Yolanda Wreck is special in many ways. It was a 75-metre-long vessel carrying a large cargo of bathroom ware, mostly made up of toilets. It sank in 1980, right next to Yolanda Reef on its western side. For a few years it was a popular recreational wreck dive, but during a storm in 1985 the wreck slipped off the reef and was lost. 20 years later (2005) two British divers located the reef at 145+ metres below the surface, breaking a record for the deepest wreck dive. Nowadays, only the cargo of toilets and bathtubs are within reach of recreational divers.
Next to Yolanda Reef to the west is Satellite Reef, that is about half Yolanda's size. To its north and west, the water is quite shallow, with a vast plateau to explore. But to the south and east is a drop off to very deep water.
North of Shark Reef is Anemone City, which obviously gets its name from the vast area covered by anemones of several species and filled with resident Anemonefish, crabs and shrimps. This dive site has several levels or mini-plateaus to explore, and even though it's colourful and covered in life, don't forget to keep one eye out in the blue for a passing shark. It's good to dive here early in the day, with the sunshine from the east, and fewer divers to scare away shy species of fish, and maybe sharks.
Shark Observatory is further to the north, and located on the peninsula's westernmost point. This dive site obviously got its name from the number of sharks that could be seen here, but sadly there are very few left now. Early-morning divers might see some Whitetip Reef Sharks in deeper areas. But even without sharks this dive site is well worth visiting. There are lots of medium-size and large fish here, plus huge shoals of smaller species. The near-vertical wall drops down to nearly 100 metres, meaning that there's the chance of almost anything showing up if you're lucky.
Other dive sites in Ras Mohamed include
You can dive at Ras Mohammed / Mohamed all year round. However, the sea is noticeably cooler in the winter (November to April) with the coolest month being February. June to August is the most popular time with the warmest water.
Ras Mohamed is a national marine park with more than a dozen dive sites. These are mainly coral reefs, but include at least one wreck, shore dives and plenty of walls to drift along.
Ras Mohammed / Mohamed is at the northern tip of The Red Sea, where it splits into the Gulfs of Suez and Aqaba.

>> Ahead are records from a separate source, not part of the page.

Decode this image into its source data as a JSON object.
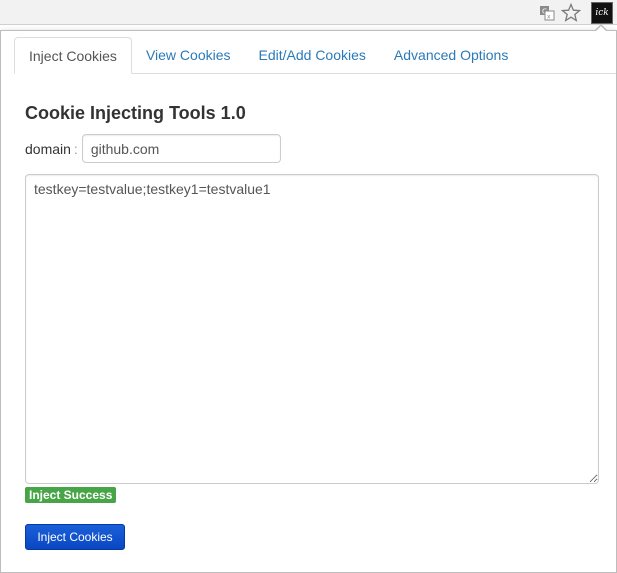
{
  "browser": {
    "icons": [
      "translate-icon",
      "star-icon",
      "extension-icon"
    ],
    "extension_badge_text": "ick"
  },
  "tabs": [
    {
      "label": "Inject Cookies",
      "active": true
    },
    {
      "label": "View Cookies",
      "active": false
    },
    {
      "label": "Edit/Add Cookies",
      "active": false
    },
    {
      "label": "Advanced Options",
      "active": false
    }
  ],
  "main": {
    "title": "Cookie Injecting Tools 1.0",
    "domain_label": "domain",
    "domain_separator": ":",
    "domain_value": "github.com",
    "cookies_value": "testkey=testvalue;testkey1=testvalue1",
    "status_text": "Inject Success",
    "inject_button_label": "Inject Cookies"
  },
  "colors": {
    "link": "#2a7ab9",
    "success": "#47a447",
    "button": "#0a48c3"
  }
}
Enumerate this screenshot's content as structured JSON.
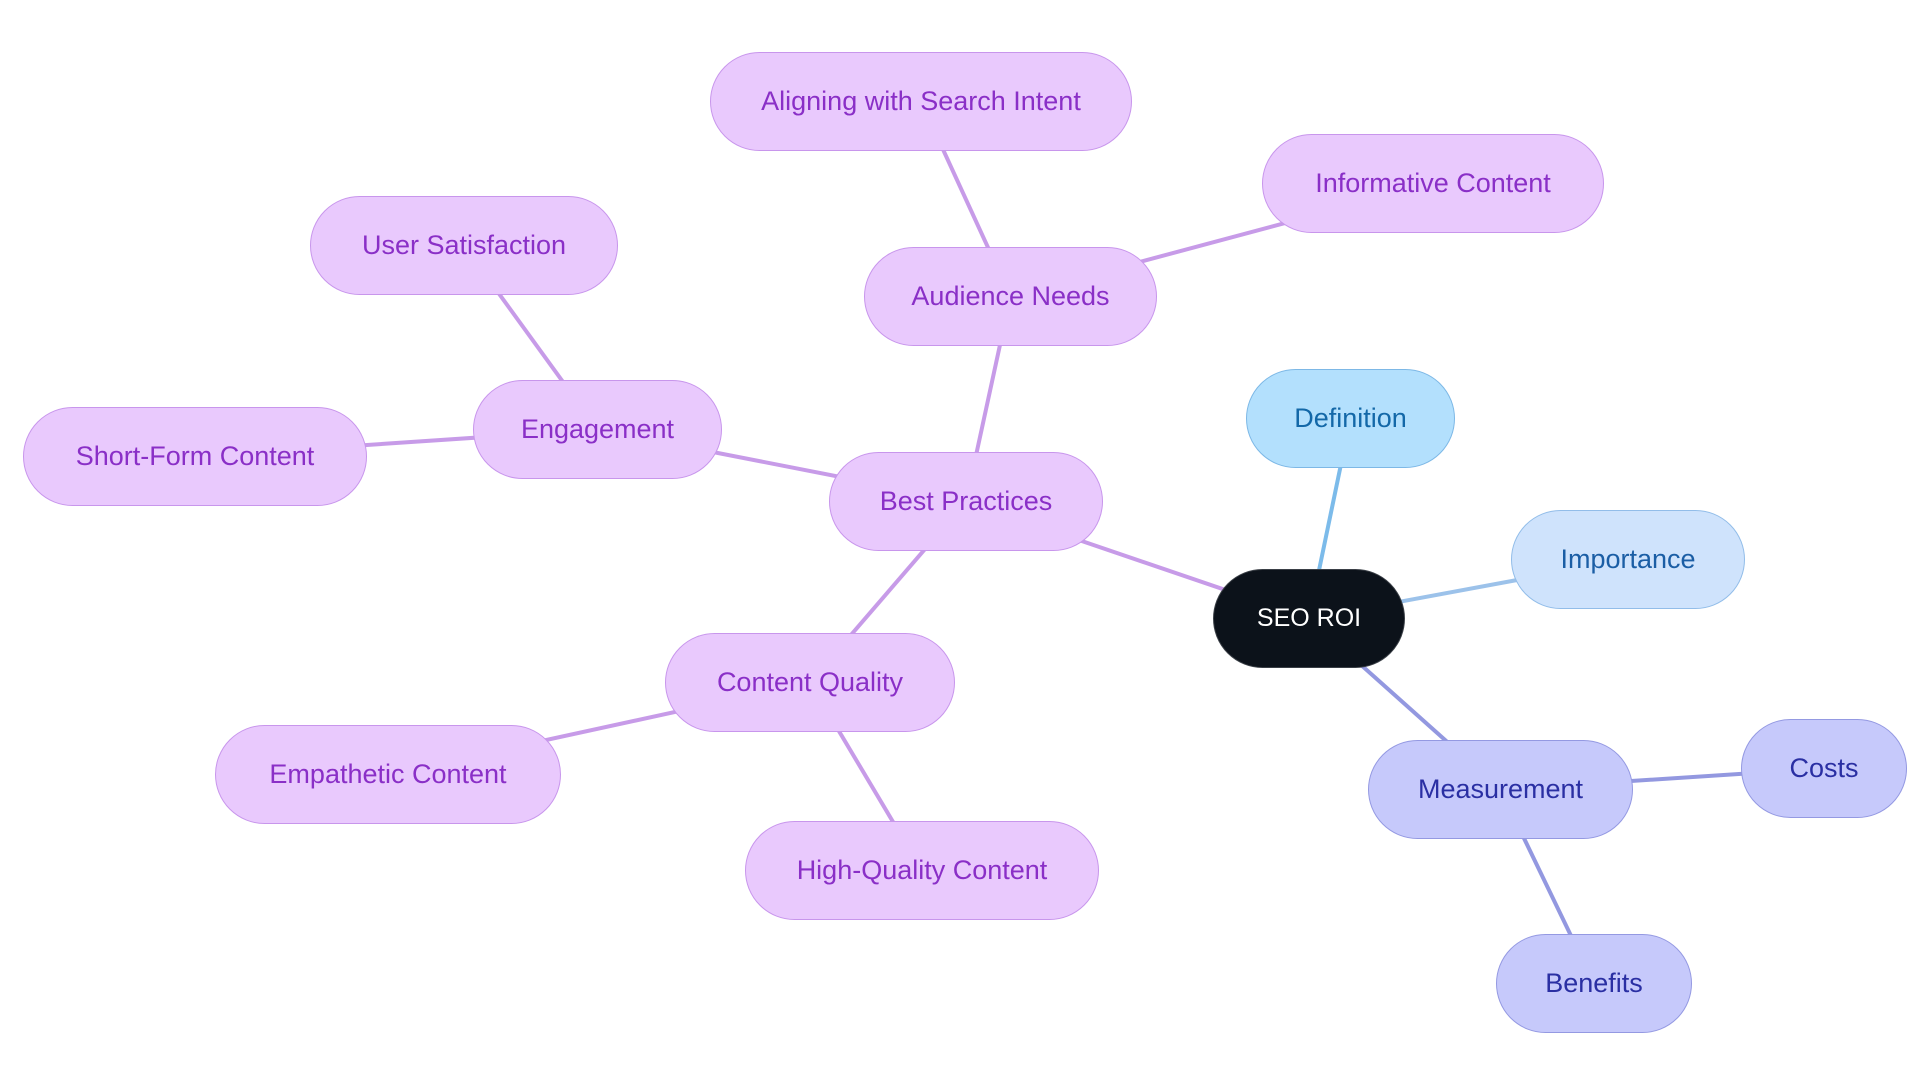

The area's centre is the southern tip of The Sinai Peninsula.
Access to Ras Mohamed / Mohammed is possible by day trip boat from the local area, including Sharm El-Sheikh. However, everyone must leave before sunset, when the park closes. To best enjoy diving at Ras Mohamed, join a liveaboard diving safari. Doing this enables you to jump in before day trip boats arrive, and you can explore several dive sites in one day.
There are enough varied dive sites here for all levels of scuba diver, including those who have never dived before. For Advanced or even professional divers there are plenty of opportunities to dive deep, in a strong current and with predatory sharks.
Although being quite close to the shore, there's an excellent selection of marine life to be seen at Ras Mohamed. This includes Hammerhead Sharks, and other large and/or pelagic shark species. Ras Mohammed is where The Red Sea slipts into The Gulf of Suez and The Gulf of Aqaba. Therefore, currents, depth, and several other natural factors ensure that marine life here is varied, abundant and healthy.
Ras Mohammed / Mohamed is one of the most-popular dive areas in The Red Sea, and for good reason. It's easy to get to by day trip or liveaboard diving boat. It has something for all levels of scuba diver. You can dive there all year round, and there's plenty of marine life in all shapes and sizes. The water is coolest in February, and the busiest month is August, when the water is warmer and Europeans are on summer holiday.